▶ _What the exercise asks_
Go line by line through the data and copy those with the word "Móvel".

▶ _Data for this task_
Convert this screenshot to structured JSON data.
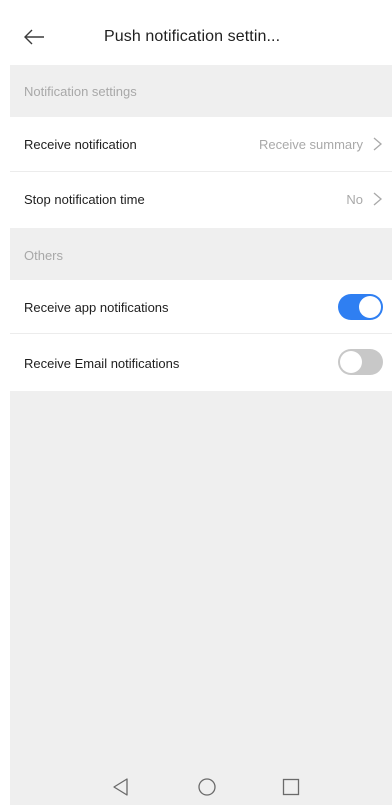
{
  "header": {
    "title": "Push notification settin..."
  },
  "sections": [
    {
      "title": "Notification settings",
      "rows": [
        {
          "label": "Receive notification",
          "value": "Receive summary"
        },
        {
          "label": "Stop notification time",
          "value": "No"
        }
      ]
    },
    {
      "title": "Others",
      "rows": [
        {
          "label": "Receive app notifications",
          "toggle_on": true
        },
        {
          "label": "Receive Email notifications",
          "toggle_on": false
        }
      ]
    }
  ],
  "colors": {
    "toggle_on": "#2f7ff2",
    "toggle_off": "#c8c8c8",
    "background": "#efefef"
  },
  "icons": {
    "back": "arrow-left-icon",
    "chevron": "chevron-right-icon",
    "nav_back": "triangle-back-icon",
    "nav_home": "circle-home-icon",
    "nav_recents": "square-recents-icon"
  }
}
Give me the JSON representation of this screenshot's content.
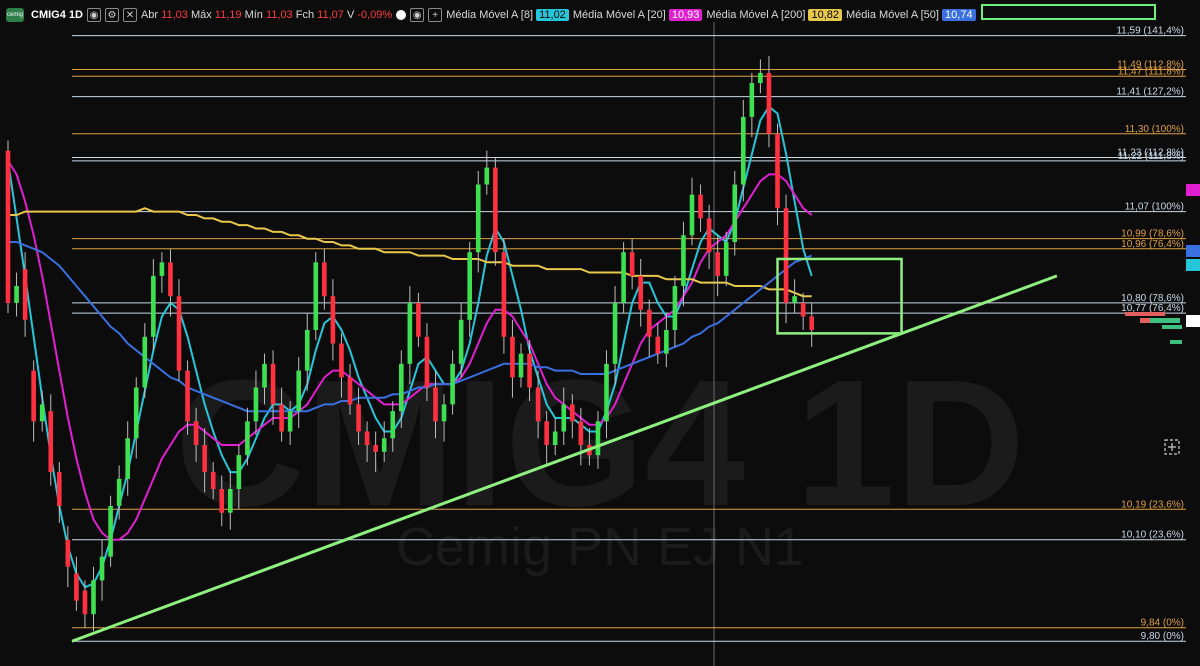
{
  "header": {
    "symbol": "CMIG4 1D",
    "ohlc": {
      "abr_label": "Abr",
      "abr": "11,03",
      "max_label": "Máx",
      "max": "11,19",
      "min_label": "Mín",
      "min": "11,03",
      "fch_label": "Fch",
      "fch": "11,07",
      "v_label": "V",
      "var": "-0,09%"
    },
    "indicators": [
      {
        "label": "Média Móvel A [8]",
        "value": "11,02",
        "color": "#26c6da"
      },
      {
        "label": "Média Móvel A [20]",
        "value": "10,93",
        "color": "#e020d0"
      },
      {
        "label": "Média Móvel A [200]",
        "value": "10,82",
        "color": "#e8c84a"
      },
      {
        "label": "Média Móvel A [50]",
        "value": "10,74",
        "color": "#3a6fe0"
      }
    ]
  },
  "watermark": {
    "title": "CMIG4 1D",
    "subtitle": "Cemig PN EJ N1"
  },
  "chart_data": {
    "type": "candlestick",
    "title": "CMIG4 1D",
    "ylim": [
      9.78,
      11.66
    ],
    "candles": [
      [
        11.25,
        10.8
      ],
      [
        10.8,
        10.85
      ],
      [
        10.9,
        10.75
      ],
      [
        10.6,
        10.45
      ],
      [
        10.45,
        10.5
      ],
      [
        10.48,
        10.3
      ],
      [
        10.3,
        10.2
      ],
      [
        10.1,
        10.02
      ],
      [
        10.0,
        9.92
      ],
      [
        9.95,
        9.88
      ],
      [
        9.88,
        9.98
      ],
      [
        9.98,
        10.05
      ],
      [
        10.05,
        10.2
      ],
      [
        10.2,
        10.28
      ],
      [
        10.28,
        10.4
      ],
      [
        10.4,
        10.55
      ],
      [
        10.55,
        10.7
      ],
      [
        10.7,
        10.88
      ],
      [
        10.88,
        10.92
      ],
      [
        10.92,
        10.82
      ],
      [
        10.82,
        10.6
      ],
      [
        10.6,
        10.45
      ],
      [
        10.45,
        10.38
      ],
      [
        10.38,
        10.3
      ],
      [
        10.3,
        10.25
      ],
      [
        10.25,
        10.18
      ],
      [
        10.18,
        10.25
      ],
      [
        10.25,
        10.35
      ],
      [
        10.35,
        10.45
      ],
      [
        10.45,
        10.55
      ],
      [
        10.55,
        10.62
      ],
      [
        10.62,
        10.5
      ],
      [
        10.5,
        10.42
      ],
      [
        10.42,
        10.48
      ],
      [
        10.48,
        10.6
      ],
      [
        10.6,
        10.72
      ],
      [
        10.72,
        10.92
      ],
      [
        10.92,
        10.82
      ],
      [
        10.82,
        10.68
      ],
      [
        10.68,
        10.58
      ],
      [
        10.58,
        10.5
      ],
      [
        10.5,
        10.42
      ],
      [
        10.42,
        10.38
      ],
      [
        10.38,
        10.36
      ],
      [
        10.36,
        10.4
      ],
      [
        10.4,
        10.48
      ],
      [
        10.48,
        10.62
      ],
      [
        10.62,
        10.8
      ],
      [
        10.8,
        10.7
      ],
      [
        10.7,
        10.55
      ],
      [
        10.55,
        10.45
      ],
      [
        10.45,
        10.5
      ],
      [
        10.5,
        10.62
      ],
      [
        10.62,
        10.75
      ],
      [
        10.75,
        10.95
      ],
      [
        10.95,
        11.15
      ],
      [
        11.15,
        11.2
      ],
      [
        11.2,
        10.95
      ],
      [
        10.95,
        10.7
      ],
      [
        10.7,
        10.58
      ],
      [
        10.58,
        10.65
      ],
      [
        10.65,
        10.55
      ],
      [
        10.55,
        10.45
      ],
      [
        10.45,
        10.38
      ],
      [
        10.38,
        10.42
      ],
      [
        10.42,
        10.5
      ],
      [
        10.5,
        10.45
      ],
      [
        10.45,
        10.38
      ],
      [
        10.38,
        10.35
      ],
      [
        10.35,
        10.45
      ],
      [
        10.45,
        10.62
      ],
      [
        10.62,
        10.8
      ],
      [
        10.8,
        10.95
      ],
      [
        10.95,
        10.88
      ],
      [
        10.88,
        10.78
      ],
      [
        10.78,
        10.7
      ],
      [
        10.7,
        10.65
      ],
      [
        10.65,
        10.72
      ],
      [
        10.72,
        10.85
      ],
      [
        10.85,
        11.0
      ],
      [
        11.0,
        11.12
      ],
      [
        11.12,
        11.05
      ],
      [
        11.05,
        10.95
      ],
      [
        10.95,
        10.88
      ],
      [
        10.88,
        10.98
      ],
      [
        10.98,
        11.15
      ],
      [
        11.15,
        11.35
      ],
      [
        11.35,
        11.45
      ],
      [
        11.45,
        11.48
      ],
      [
        11.48,
        11.3
      ],
      [
        11.3,
        11.08
      ],
      [
        11.08,
        10.8
      ],
      [
        10.8,
        10.82
      ],
      [
        10.8,
        10.76
      ],
      [
        10.76,
        10.72
      ]
    ],
    "series": [
      {
        "name": "Média Móvel A [8]",
        "color": "#26c6da",
        "values": [
          11.22,
          11.05,
          10.88,
          10.7,
          10.52,
          10.35,
          10.2,
          10.08,
          10.0,
          9.96,
          9.97,
          10.02,
          10.1,
          10.2,
          10.3,
          10.42,
          10.54,
          10.66,
          10.76,
          10.8,
          10.78,
          10.7,
          10.6,
          10.5,
          10.42,
          10.35,
          10.3,
          10.3,
          10.34,
          10.4,
          10.46,
          10.5,
          10.5,
          10.48,
          10.5,
          10.56,
          10.66,
          10.74,
          10.76,
          10.72,
          10.66,
          10.58,
          10.52,
          10.46,
          10.42,
          10.42,
          10.46,
          10.54,
          10.62,
          10.64,
          10.6,
          10.56,
          10.56,
          10.6,
          10.68,
          10.8,
          10.94,
          11.02,
          10.98,
          10.88,
          10.78,
          10.66,
          10.58,
          10.5,
          10.46,
          10.46,
          10.46,
          10.44,
          10.42,
          10.42,
          10.48,
          10.56,
          10.68,
          10.8,
          10.86,
          10.86,
          10.8,
          10.76,
          10.76,
          10.82,
          10.9,
          10.98,
          11.02,
          11.0,
          10.98,
          11.04,
          11.14,
          11.24,
          11.34,
          11.38,
          11.36,
          11.24,
          11.1,
          10.96,
          10.88
        ]
      },
      {
        "name": "Média Móvel A [20]",
        "color": "#e020d0",
        "values": [
          11.22,
          11.18,
          11.1,
          11.0,
          10.88,
          10.74,
          10.6,
          10.46,
          10.34,
          10.24,
          10.16,
          10.12,
          10.1,
          10.1,
          10.12,
          10.16,
          10.22,
          10.28,
          10.34,
          10.38,
          10.42,
          10.44,
          10.44,
          10.42,
          10.4,
          10.38,
          10.38,
          10.38,
          10.4,
          10.42,
          10.44,
          10.46,
          10.46,
          10.46,
          10.48,
          10.5,
          10.54,
          10.58,
          10.6,
          10.6,
          10.58,
          10.56,
          10.54,
          10.52,
          10.5,
          10.5,
          10.5,
          10.52,
          10.54,
          10.56,
          10.56,
          10.56,
          10.56,
          10.58,
          10.62,
          10.68,
          10.74,
          10.78,
          10.78,
          10.76,
          10.72,
          10.68,
          10.62,
          10.56,
          10.52,
          10.5,
          10.48,
          10.46,
          10.44,
          10.44,
          10.46,
          10.5,
          10.56,
          10.62,
          10.68,
          10.72,
          10.74,
          10.76,
          10.78,
          10.82,
          10.86,
          10.92,
          10.96,
          10.98,
          11.0,
          11.04,
          11.08,
          11.12,
          11.16,
          11.18,
          11.18,
          11.16,
          11.12,
          11.08,
          11.06
        ]
      },
      {
        "name": "Média Móvel A [200]",
        "color": "#e8c84a",
        "values": [
          11.06,
          11.06,
          11.07,
          11.07,
          11.07,
          11.07,
          11.07,
          11.07,
          11.07,
          11.07,
          11.07,
          11.07,
          11.07,
          11.07,
          11.07,
          11.07,
          11.08,
          11.07,
          11.07,
          11.07,
          11.07,
          11.06,
          11.06,
          11.05,
          11.05,
          11.04,
          11.04,
          11.03,
          11.03,
          11.02,
          11.02,
          11.01,
          11.01,
          11.0,
          11.0,
          10.99,
          10.99,
          10.98,
          10.98,
          10.97,
          10.97,
          10.96,
          10.96,
          10.96,
          10.95,
          10.95,
          10.95,
          10.95,
          10.94,
          10.94,
          10.94,
          10.94,
          10.93,
          10.93,
          10.93,
          10.93,
          10.92,
          10.92,
          10.92,
          10.91,
          10.91,
          10.91,
          10.91,
          10.9,
          10.9,
          10.9,
          10.9,
          10.9,
          10.89,
          10.89,
          10.89,
          10.89,
          10.89,
          10.88,
          10.88,
          10.88,
          10.88,
          10.87,
          10.87,
          10.87,
          10.87,
          10.86,
          10.86,
          10.86,
          10.86,
          10.85,
          10.85,
          10.85,
          10.85,
          10.84,
          10.84,
          10.84,
          10.83,
          10.82,
          10.82
        ]
      },
      {
        "name": "Média Móvel A [50]",
        "color": "#3a6fe0",
        "values": [
          10.98,
          10.98,
          10.97,
          10.96,
          10.95,
          10.93,
          10.91,
          10.88,
          10.85,
          10.82,
          10.79,
          10.76,
          10.73,
          10.71,
          10.68,
          10.66,
          10.64,
          10.62,
          10.6,
          10.58,
          10.57,
          10.55,
          10.54,
          10.53,
          10.52,
          10.51,
          10.5,
          10.49,
          10.48,
          10.48,
          10.48,
          10.48,
          10.48,
          10.48,
          10.48,
          10.48,
          10.49,
          10.5,
          10.5,
          10.51,
          10.51,
          10.52,
          10.52,
          10.52,
          10.52,
          10.53,
          10.53,
          10.54,
          10.55,
          10.55,
          10.56,
          10.56,
          10.56,
          10.57,
          10.58,
          10.59,
          10.6,
          10.61,
          10.62,
          10.62,
          10.62,
          10.62,
          10.61,
          10.61,
          10.6,
          10.6,
          10.6,
          10.59,
          10.59,
          10.59,
          10.59,
          10.6,
          10.61,
          10.62,
          10.63,
          10.64,
          10.65,
          10.66,
          10.67,
          10.68,
          10.7,
          10.71,
          10.73,
          10.74,
          10.76,
          10.78,
          10.8,
          10.82,
          10.84,
          10.86,
          10.88,
          10.9,
          10.92,
          10.93,
          10.94
        ]
      }
    ],
    "levels": [
      {
        "label": "11,59 (141,4%)",
        "value": 11.59,
        "color": "#c8d8e8"
      },
      {
        "label": "11,49 (112,8%)",
        "value": 11.49,
        "color": "#e0a040"
      },
      {
        "label": "11,47 (111,8%)",
        "value": 11.47,
        "color": "#e0a040"
      },
      {
        "label": "11,41 (127,2%)",
        "value": 11.41,
        "color": "#c8d8e8"
      },
      {
        "label": "11,30 (100%)",
        "value": 11.3,
        "color": "#e0a040"
      },
      {
        "label": "11,23 (112,8%)",
        "value": 11.23,
        "color": "#c8d8e8"
      },
      {
        "label": "11,22 (111,8%)",
        "value": 11.22,
        "color": "#c8d8e8"
      },
      {
        "label": "11,07 (100%)",
        "value": 11.07,
        "color": "#c8d8e8"
      },
      {
        "label": "10,99 (78,6%)",
        "value": 10.99,
        "color": "#e0a040"
      },
      {
        "label": "10,96 (76,4%)",
        "value": 10.96,
        "color": "#e0a040"
      },
      {
        "label": "10,80 (78,6%)",
        "value": 10.8,
        "color": "#c8d8e8"
      },
      {
        "label": "10,77 (76,4%)",
        "value": 10.77,
        "color": "#c8d8e8"
      },
      {
        "label": "10,19 (23,6%)",
        "value": 10.19,
        "color": "#e0a040"
      },
      {
        "label": "10,10 (23,6%)",
        "value": 10.1,
        "color": "#c8d8e8"
      },
      {
        "label": "9,84 (0%)",
        "value": 9.84,
        "color": "#e0a040"
      },
      {
        "label": "9,80 (0%)",
        "value": 9.8,
        "color": "#c8d8e8"
      }
    ],
    "trendline": {
      "from": [
        0,
        9.8
      ],
      "to": [
        118,
        10.88
      ],
      "color": "#8ef07e"
    },
    "highlight_box": {
      "x_range": [
        90,
        101
      ],
      "y_range": [
        10.71,
        10.93
      ],
      "color": "#8ef07e"
    },
    "grid": false
  }
}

▶ _Exercise output_
        "label": "Média Móvel A [8]",
        "label": "Média Móvel A [20]",
        "label": "Média Móvel A [200]",
        "label": "Média Móvel A [50]",
        "name": "Média Móvel A [8]",
        "name": "Média Móvel A [20]",
        "name": "Média Móvel A [200]",
        "name": "Média Móvel A [50]",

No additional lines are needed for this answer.